    Additional text:

    [short explanatory notes, giving details of the types and numbers of ships, and their positions in the line of battle, appear beside each group of galleys.]


    George III heading [on verso:] Gomenizze 29 July 1572.

    Other annotations: (Recto) [top left, ink, in a sixteenth- or seventeenth-century hand:] 106. (Verso) [top left, black pencil:] 1572; [top right, red pencil: 1/57 [altered to:] 1/58; [top right, black pencil:] I/62.

    George III catalogue entry:

    Gomenizze Ordine col quale il S.r Marc Antonio Colonna insieme con il General Venetiano partirono dalle Gomenizze alli 29 di Luglio 1572, percaminar inazi a trovare et combattere l’Armata Turchesca la quale in numero di 140 Galere si ritrova verso Negroponte. Petri de Nobilibus formis.

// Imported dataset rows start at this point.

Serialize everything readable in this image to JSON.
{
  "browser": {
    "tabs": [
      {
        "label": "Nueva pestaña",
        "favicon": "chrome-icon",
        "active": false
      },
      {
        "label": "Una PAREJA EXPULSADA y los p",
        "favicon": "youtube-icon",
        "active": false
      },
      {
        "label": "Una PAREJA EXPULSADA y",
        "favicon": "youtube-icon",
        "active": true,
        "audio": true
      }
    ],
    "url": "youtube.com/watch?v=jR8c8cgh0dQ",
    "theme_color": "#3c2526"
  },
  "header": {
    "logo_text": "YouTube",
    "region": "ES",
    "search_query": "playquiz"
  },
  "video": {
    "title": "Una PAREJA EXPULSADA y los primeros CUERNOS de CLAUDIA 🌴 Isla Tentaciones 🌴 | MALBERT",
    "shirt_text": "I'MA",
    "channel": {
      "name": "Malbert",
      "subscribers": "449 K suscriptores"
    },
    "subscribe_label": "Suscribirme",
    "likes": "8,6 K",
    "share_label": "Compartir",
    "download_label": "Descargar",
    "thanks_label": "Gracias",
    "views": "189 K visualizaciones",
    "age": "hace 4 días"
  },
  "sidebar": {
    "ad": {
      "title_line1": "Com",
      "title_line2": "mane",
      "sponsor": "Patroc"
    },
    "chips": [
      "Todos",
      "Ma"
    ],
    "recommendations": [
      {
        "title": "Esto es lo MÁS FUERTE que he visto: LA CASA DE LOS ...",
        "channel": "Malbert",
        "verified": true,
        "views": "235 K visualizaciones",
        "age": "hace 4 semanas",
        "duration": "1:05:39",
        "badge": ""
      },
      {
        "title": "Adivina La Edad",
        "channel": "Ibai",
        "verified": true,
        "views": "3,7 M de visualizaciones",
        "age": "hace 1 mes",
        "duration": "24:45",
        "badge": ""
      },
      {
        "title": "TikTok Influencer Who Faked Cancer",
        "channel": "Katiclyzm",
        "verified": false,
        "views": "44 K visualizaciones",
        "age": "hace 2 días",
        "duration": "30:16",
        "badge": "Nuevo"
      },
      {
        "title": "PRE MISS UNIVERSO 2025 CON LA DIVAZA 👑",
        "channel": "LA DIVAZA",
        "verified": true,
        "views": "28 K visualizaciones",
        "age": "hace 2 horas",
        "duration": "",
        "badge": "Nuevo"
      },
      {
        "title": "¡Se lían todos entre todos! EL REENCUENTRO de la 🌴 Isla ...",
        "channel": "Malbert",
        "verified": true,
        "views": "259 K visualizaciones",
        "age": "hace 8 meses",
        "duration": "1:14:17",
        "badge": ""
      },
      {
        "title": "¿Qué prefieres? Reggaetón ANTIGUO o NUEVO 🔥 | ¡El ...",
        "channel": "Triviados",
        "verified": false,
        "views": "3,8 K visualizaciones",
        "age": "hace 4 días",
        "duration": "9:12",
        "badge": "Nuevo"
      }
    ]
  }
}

  • Subject(s)

    Igoumenitsa, Epirus, Greece (39°30ʹ12ʺN 20°16ʹ02ʺE)

    Euboea Island, Euboea, Greece (38°30ʹ00ʺN 24°00ʹ00ʺE)

    Kythera, Attica, Greece (36°15ʹ05ʺN 23°01ʹ05ʺE)

  • Bibliographic reference(s)

    D. Woodward, ‘The Italian map trade 1480-1650’, in History of Cartography, vol. III Part 1, 2005 pp. 773-803

    K.M. Setton, The Papacy and the Levant, 1204-1571, Philadelphia 1984, pp. 1081-1084

    M. Bury, The print in Italy, 1550-1625, London 2001, p. 230

    M. McDonald, The Print Collection of Cassiano dal Pozzo. Part II, Architecture, Topography and Military Maps, 3 vols, London 2019, cat. no. 2714

    R.V. Tooley, ‘Maps in Italian atlases of the sixteenth century, being a comparative list of the Italian maps issued by Lafreri, Forlani, Duchetti, Bertelli and others, found in atlases’, Imago Mundi III, 1939, pp. 12-47, no. 612: first state


Page revisions

  • 6 June 2024